#### Material for this task

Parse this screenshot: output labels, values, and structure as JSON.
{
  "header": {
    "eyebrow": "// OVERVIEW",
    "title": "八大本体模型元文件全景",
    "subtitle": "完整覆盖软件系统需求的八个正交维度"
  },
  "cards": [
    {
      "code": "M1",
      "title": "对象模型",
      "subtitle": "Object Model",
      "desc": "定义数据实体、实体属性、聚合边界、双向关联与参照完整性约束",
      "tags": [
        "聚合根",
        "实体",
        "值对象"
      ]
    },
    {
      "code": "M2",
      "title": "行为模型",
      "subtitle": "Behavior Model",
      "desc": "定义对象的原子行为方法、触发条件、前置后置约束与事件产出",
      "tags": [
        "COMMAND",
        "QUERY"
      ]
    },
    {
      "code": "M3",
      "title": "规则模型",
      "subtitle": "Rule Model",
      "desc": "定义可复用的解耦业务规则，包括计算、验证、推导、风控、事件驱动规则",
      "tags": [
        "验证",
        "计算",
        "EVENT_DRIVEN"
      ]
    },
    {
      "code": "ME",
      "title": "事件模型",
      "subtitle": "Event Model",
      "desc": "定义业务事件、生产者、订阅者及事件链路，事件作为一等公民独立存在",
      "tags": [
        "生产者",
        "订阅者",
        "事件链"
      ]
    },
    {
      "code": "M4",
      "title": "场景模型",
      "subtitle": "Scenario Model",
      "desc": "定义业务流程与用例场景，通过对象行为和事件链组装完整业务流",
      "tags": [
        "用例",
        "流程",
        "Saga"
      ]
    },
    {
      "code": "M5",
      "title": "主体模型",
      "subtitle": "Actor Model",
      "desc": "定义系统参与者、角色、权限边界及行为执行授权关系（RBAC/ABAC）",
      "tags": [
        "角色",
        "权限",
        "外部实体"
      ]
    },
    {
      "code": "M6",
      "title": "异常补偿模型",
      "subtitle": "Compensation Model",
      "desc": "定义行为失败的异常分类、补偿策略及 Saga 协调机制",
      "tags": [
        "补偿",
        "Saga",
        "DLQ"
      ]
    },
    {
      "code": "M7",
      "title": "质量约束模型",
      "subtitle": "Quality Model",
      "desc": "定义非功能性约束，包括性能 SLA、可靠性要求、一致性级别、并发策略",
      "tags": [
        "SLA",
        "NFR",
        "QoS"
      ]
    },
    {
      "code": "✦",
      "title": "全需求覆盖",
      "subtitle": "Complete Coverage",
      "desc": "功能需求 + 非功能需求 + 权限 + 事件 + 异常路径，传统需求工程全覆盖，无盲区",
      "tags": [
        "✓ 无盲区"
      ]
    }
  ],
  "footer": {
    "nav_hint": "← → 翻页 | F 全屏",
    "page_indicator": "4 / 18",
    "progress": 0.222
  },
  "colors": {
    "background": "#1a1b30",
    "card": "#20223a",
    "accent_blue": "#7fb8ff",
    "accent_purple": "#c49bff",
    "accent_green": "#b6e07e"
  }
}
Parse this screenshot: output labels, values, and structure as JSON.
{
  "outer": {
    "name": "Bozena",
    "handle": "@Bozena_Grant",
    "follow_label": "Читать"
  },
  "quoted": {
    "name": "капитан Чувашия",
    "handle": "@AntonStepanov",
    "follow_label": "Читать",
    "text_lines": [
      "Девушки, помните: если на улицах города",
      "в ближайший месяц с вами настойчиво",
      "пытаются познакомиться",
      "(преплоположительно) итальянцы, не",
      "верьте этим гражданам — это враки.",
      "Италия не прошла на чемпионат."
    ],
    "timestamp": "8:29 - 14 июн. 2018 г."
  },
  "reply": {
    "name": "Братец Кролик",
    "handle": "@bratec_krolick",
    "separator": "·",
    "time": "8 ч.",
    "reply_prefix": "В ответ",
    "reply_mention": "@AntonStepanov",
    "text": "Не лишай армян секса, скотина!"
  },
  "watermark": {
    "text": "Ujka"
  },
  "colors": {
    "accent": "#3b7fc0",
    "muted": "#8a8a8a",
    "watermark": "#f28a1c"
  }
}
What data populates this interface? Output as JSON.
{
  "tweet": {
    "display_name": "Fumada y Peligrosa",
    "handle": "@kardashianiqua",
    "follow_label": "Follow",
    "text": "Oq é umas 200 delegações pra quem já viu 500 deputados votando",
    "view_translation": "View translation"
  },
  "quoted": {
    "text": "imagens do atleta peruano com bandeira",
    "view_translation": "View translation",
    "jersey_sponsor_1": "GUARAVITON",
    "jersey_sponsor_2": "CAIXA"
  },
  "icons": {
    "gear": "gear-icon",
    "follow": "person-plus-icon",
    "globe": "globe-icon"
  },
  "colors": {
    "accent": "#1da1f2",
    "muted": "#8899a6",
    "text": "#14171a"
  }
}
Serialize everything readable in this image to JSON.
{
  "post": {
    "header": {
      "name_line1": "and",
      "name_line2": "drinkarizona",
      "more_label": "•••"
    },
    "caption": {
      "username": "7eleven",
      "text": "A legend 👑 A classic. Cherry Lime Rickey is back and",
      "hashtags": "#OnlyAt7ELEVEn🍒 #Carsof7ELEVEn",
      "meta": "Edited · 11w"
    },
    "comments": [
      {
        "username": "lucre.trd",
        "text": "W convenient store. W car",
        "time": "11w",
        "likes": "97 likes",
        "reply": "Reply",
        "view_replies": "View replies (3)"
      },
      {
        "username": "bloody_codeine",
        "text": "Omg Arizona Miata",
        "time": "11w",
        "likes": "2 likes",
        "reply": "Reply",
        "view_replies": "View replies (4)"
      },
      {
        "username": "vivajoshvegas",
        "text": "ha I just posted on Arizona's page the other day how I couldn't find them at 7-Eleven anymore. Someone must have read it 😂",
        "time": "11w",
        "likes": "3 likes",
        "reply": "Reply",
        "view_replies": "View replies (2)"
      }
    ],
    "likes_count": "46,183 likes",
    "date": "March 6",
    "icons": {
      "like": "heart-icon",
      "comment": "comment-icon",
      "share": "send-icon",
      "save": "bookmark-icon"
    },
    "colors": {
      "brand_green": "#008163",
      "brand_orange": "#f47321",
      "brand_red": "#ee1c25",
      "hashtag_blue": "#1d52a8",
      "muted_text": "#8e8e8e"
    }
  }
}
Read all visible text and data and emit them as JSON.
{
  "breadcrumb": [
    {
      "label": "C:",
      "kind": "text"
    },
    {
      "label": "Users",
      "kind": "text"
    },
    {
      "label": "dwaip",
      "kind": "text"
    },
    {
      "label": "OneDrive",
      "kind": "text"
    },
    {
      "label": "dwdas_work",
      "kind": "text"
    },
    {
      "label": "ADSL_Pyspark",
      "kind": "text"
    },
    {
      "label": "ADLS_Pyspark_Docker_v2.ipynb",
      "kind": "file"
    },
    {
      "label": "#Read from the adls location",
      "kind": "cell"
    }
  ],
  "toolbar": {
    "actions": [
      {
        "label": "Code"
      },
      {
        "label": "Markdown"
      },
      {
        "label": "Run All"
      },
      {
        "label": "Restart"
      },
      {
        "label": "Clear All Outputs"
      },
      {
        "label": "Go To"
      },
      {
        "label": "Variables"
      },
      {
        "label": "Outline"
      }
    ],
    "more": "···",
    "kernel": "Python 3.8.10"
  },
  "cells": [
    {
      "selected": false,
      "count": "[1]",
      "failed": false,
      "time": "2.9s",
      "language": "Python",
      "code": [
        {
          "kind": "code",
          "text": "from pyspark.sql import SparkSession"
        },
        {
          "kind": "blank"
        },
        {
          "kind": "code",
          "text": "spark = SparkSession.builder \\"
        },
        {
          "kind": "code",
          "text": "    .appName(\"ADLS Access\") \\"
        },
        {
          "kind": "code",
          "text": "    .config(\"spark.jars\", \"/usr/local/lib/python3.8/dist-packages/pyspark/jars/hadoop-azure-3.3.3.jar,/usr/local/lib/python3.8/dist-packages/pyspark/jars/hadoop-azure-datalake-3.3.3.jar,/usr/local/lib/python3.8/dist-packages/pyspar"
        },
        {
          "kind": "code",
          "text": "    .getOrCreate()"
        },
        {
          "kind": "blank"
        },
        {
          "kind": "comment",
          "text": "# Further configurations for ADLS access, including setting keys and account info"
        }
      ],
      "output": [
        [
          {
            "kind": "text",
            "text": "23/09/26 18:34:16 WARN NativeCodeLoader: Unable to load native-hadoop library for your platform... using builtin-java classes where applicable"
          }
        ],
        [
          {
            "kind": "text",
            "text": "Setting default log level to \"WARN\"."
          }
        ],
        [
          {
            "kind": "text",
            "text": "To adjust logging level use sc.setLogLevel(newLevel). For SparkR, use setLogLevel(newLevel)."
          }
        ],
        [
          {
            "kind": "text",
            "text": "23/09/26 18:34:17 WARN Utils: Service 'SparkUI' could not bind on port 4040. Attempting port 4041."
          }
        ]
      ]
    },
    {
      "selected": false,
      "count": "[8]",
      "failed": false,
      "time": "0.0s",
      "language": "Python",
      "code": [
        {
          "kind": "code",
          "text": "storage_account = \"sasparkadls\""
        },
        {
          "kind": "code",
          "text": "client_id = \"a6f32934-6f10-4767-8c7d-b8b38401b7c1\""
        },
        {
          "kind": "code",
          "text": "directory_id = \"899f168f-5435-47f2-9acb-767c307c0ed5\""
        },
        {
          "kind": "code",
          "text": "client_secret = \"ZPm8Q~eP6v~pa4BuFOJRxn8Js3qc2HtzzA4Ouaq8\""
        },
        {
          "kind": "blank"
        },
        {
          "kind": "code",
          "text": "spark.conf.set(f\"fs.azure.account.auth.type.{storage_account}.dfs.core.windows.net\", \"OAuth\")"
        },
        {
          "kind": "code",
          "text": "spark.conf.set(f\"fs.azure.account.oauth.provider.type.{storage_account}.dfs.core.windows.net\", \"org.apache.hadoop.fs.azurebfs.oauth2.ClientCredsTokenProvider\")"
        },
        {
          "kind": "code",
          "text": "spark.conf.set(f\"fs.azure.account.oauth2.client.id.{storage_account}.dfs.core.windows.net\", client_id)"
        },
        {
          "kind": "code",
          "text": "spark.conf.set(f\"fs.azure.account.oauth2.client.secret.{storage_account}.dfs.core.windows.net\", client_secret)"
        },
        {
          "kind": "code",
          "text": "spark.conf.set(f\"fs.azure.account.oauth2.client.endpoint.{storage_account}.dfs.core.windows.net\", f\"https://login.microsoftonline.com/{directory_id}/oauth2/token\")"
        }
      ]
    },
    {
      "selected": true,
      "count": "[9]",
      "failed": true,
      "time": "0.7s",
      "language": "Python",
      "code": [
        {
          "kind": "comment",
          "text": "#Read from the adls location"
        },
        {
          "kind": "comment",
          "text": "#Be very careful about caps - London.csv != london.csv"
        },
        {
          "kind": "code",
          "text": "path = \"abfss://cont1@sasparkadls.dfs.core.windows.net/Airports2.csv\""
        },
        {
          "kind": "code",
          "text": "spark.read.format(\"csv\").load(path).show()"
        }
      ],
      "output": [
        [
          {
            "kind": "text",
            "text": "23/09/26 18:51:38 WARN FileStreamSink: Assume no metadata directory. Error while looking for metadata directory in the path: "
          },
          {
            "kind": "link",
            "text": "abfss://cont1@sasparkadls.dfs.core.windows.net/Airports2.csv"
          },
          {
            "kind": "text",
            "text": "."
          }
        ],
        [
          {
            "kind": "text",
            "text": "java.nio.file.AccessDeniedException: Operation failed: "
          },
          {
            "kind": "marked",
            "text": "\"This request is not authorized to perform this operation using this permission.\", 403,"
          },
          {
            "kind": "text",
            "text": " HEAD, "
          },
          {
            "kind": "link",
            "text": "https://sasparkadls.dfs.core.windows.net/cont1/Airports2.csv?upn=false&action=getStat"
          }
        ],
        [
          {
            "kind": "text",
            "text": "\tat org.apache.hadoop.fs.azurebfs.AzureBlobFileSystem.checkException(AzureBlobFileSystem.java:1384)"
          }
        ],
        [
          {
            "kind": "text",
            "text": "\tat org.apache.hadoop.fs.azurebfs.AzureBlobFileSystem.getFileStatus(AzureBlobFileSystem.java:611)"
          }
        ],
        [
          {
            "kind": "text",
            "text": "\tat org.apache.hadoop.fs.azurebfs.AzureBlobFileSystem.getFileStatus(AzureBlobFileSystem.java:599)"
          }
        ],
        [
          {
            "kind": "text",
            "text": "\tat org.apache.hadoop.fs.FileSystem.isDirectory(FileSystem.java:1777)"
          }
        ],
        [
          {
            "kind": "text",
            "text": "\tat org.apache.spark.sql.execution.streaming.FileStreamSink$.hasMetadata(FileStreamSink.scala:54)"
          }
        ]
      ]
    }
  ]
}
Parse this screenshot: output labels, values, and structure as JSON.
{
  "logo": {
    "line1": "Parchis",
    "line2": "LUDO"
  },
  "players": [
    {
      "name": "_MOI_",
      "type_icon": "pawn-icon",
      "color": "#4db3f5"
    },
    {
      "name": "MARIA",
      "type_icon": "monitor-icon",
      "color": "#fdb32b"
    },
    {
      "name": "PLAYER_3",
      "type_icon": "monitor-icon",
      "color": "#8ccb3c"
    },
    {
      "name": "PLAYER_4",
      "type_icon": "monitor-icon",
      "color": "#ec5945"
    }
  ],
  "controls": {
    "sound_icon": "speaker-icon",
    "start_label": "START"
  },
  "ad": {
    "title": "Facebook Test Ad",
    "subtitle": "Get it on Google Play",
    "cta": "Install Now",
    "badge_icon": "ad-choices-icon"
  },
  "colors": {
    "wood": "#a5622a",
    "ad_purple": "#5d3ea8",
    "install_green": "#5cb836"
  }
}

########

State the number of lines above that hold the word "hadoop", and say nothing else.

→ Exercise result
7